Friday, August 7, 2015

Excellence in School Technology Award

I am proud and honored to have been recognized by the NYC DOE for Excellence in School Technology at the NYCDOE School Technology Summit on July 29,  2015.

I would like to thank all of my colleagues for the support and nominations and all of the talented educators that I network with for their ideas and inspiration.

Saturday, April 18, 2015

Exploring Computer Science

What is Exploring Computer Science?

Exploring Computer Science is NOT a coding class. Coding or "programming" is part of what you will learn in this course, but more importantly you will learn how to use technology as tool to solve problems. No computer experience is necessary to enroll but you must be willing to make a full year commitment.

Why Exploring Computer Science?​
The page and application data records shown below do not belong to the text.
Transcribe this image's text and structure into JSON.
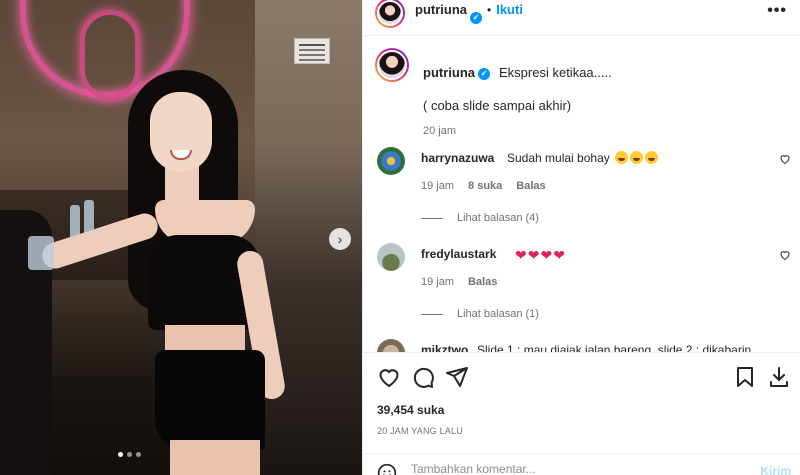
{
  "post": {
    "author": "putriuna",
    "follow_label": "Ikuti",
    "more_label": "•••",
    "caption_line1": "Ekspresi ketikaa.....",
    "caption_line2": "( coba slide sampai akhir)",
    "caption_time": "20 jam"
  },
  "comments": [
    {
      "user": "harrynazuwa",
      "text": "Sudah mulai bohay",
      "emojis": 3,
      "time": "19 jam",
      "likes": "8 suka",
      "reply_label": "Balas",
      "view_replies": "Lihat balasan (4)"
    },
    {
      "user": "fredylaustark",
      "text": "",
      "hearts": 4,
      "time": "19 jam",
      "reply_label": "Balas",
      "view_replies": "Lihat balasan (1)"
    },
    {
      "user": "mikztwo",
      "text": "Slide 1 : mau diajak jalan bareng, slide 2 : dikabarin..."
    }
  ],
  "actions": {
    "likes": "39,454 suka",
    "time_ago": "20 JAM YANG LALU",
    "comment_placeholder": "Tambahkan komentar...",
    "send_label": "Kirim"
  },
  "carousel": {
    "total_slides": 3,
    "current_slide": 1
  },
  "colors": {
    "accent": "#0095f6",
    "muted": "#737373",
    "send_disabled": "#b2dffc"
  },
  "icons": [
    "verified-icon",
    "more-options-icon",
    "heart-icon",
    "comment-icon",
    "share-icon",
    "bookmark-icon",
    "download-icon",
    "emoji-icon",
    "next-arrow-icon"
  ]
}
According to recent surveys, the number of African American and Latino students who receive undergraduate/advanced degrees in computer science is disproportionately low*. This is both a cause and effect of the underrepresentation of minorities in the technological industry. ECS addresses this inequity by making computer science available and accessible to all learners. By learning how to "think like a computer" our students become producers of technology rather than consumers; and in doing so are being prepared for the 21st Century job market.

"Everybody should learn how to code because it teaches you how to think".

What We Do In Exploring Computer Science?

Unit 1: Human Computer Interactions

In this unit, students are introduced to the concepts of computers and computing while investigating the major components of computers and the suitability of these components for particular applications.

Students also experimented with internet search techniques, explored and evaluated websites and web applications and discussed issues of internet privacy and security.

Students learn that "intelligent" machine behavior is not "magic, but based on algorithms that process information.

Project 1: Computer Buying Project

Project 2: Culturally Situated Design Tools

Unit 2: Problem Solving

In order for students to become computational thinkers they need experience solving a wide range of problems and experiment with a variety of solutions. In this unit, students follow a problem solving process, and emphasis is placed on their strategies rather than the solutions.

Unit 2 Final Project: Traveling Salesman Problem

Unit 3: HTML and CSS

The Web Design Unit builds on the concepts presented in the previous units by having student apply problem solving strategies to web design; this, it also serves as a bridge to the introduction to programming as students move from user to creator. Students learned HTML and CSS through Independent Exploration of and are currently in the process of developing their own website.

Unit 4: Introduction to Programming

Programming is one of the creative processes that can transform ideas into reality. The intention of this unit is to highlight what can be created by using programming as a tool. Scratch provides an environment that lends itself to “tinkering”. The drag and drop nature of the blocks moves the focus away from messy syntax and allows for making modifications quickly. As students work through the unit, they should be encouraged to reflect on their tinkering and the thought processes that go into it. 

Scratch Story Project

Unit 5: Computing and Data Analysis

Unit 6: Robotics

Wednesday, March 25, 2015

Week 7 Vlog

Discussing Perspective and Accountability during Checkpoint 3

This week at Hudson High School of Learning Technologies.

This vlog was recorded, edited and uploaded from my iPhone 6.  Hence the unflattering camera angle.  

Friday, March 20, 2015

Hudson Big Idea Project: Week 5 VLOG

Weather is getting warmer and students are beginning to TALK about their projects.  Welcome to Checkpoint 3!

Check out the link to 

Monday, March 9, 2015

Week 5 Selfie Challenge

Welcome to Week 5!

The Why:

This project requires a new outlook on learning. It involves learning-by-doing, independence, research and tons of new college-level skills. Let’s start the week by getting  inspired and thinking about the challenging new learning we’re doing together!

1. Find a quote about learning that you like that also represents the kind of learning this project is trying to accomplish.
   Take and/or upload a photo of yourself and add the quote to the  
   photo. Make sure to attribute the quote! (Say who said it.)
3. Post your image on your blog.